_Required action:_ Report how many lines below contain the word "Disabled". Write only that number.

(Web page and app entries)
# # # #

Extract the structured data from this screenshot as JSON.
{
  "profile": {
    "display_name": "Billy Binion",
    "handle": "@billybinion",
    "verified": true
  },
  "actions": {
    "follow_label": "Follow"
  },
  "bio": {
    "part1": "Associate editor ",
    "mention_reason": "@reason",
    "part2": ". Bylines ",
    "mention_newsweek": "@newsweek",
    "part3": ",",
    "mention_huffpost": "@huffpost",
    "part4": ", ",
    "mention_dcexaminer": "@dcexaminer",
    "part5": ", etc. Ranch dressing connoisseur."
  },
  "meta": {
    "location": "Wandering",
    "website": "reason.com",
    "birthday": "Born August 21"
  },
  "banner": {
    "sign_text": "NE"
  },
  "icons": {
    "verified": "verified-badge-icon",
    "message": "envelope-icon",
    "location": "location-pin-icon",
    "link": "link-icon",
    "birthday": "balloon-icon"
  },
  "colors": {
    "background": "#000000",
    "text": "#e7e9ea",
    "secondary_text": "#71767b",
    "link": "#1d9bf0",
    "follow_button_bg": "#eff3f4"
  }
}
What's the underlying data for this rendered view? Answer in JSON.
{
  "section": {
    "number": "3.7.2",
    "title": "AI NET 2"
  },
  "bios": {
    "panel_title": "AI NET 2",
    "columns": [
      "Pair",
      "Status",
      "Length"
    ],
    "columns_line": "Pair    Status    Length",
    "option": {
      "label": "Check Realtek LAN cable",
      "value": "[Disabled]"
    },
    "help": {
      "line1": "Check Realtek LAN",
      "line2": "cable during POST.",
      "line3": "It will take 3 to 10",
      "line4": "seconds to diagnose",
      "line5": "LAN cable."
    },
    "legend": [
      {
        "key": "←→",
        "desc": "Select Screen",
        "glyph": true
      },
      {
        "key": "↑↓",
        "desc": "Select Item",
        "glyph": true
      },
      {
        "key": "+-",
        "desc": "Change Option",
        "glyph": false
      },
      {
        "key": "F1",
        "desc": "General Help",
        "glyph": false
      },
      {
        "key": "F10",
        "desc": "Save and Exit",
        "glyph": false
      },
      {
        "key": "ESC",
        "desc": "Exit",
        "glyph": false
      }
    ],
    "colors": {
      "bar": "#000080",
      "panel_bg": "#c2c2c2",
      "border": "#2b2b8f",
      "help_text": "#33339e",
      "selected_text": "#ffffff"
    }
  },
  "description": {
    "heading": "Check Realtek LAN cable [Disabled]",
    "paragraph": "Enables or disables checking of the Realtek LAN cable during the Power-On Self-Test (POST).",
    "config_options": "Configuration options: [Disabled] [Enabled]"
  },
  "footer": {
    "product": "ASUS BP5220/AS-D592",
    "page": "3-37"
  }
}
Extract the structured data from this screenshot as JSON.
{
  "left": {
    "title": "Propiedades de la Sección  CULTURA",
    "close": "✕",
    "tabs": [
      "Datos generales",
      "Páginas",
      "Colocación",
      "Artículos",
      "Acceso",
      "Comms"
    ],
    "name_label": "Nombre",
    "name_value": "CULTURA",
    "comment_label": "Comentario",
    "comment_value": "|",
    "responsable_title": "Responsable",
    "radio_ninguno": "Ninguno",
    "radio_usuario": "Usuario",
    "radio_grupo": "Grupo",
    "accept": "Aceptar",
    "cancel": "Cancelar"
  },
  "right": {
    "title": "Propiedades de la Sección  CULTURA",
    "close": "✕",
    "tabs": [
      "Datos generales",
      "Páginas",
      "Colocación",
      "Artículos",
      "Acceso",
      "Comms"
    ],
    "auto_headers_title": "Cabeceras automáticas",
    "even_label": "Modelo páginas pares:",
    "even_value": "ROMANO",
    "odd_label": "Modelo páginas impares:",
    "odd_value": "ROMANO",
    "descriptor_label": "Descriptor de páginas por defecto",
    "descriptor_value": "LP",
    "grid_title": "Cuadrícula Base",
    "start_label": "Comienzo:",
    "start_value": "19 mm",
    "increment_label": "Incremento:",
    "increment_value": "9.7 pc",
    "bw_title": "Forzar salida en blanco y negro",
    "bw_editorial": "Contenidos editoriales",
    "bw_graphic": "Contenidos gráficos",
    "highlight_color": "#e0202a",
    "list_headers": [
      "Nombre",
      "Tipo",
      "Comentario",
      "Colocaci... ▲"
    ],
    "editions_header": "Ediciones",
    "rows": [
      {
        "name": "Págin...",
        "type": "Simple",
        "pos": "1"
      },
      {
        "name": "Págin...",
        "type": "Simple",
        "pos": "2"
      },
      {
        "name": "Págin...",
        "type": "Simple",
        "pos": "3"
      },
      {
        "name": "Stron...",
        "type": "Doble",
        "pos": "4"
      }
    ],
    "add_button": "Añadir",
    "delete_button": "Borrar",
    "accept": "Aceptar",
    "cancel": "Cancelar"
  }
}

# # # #

_Answer below:_ 3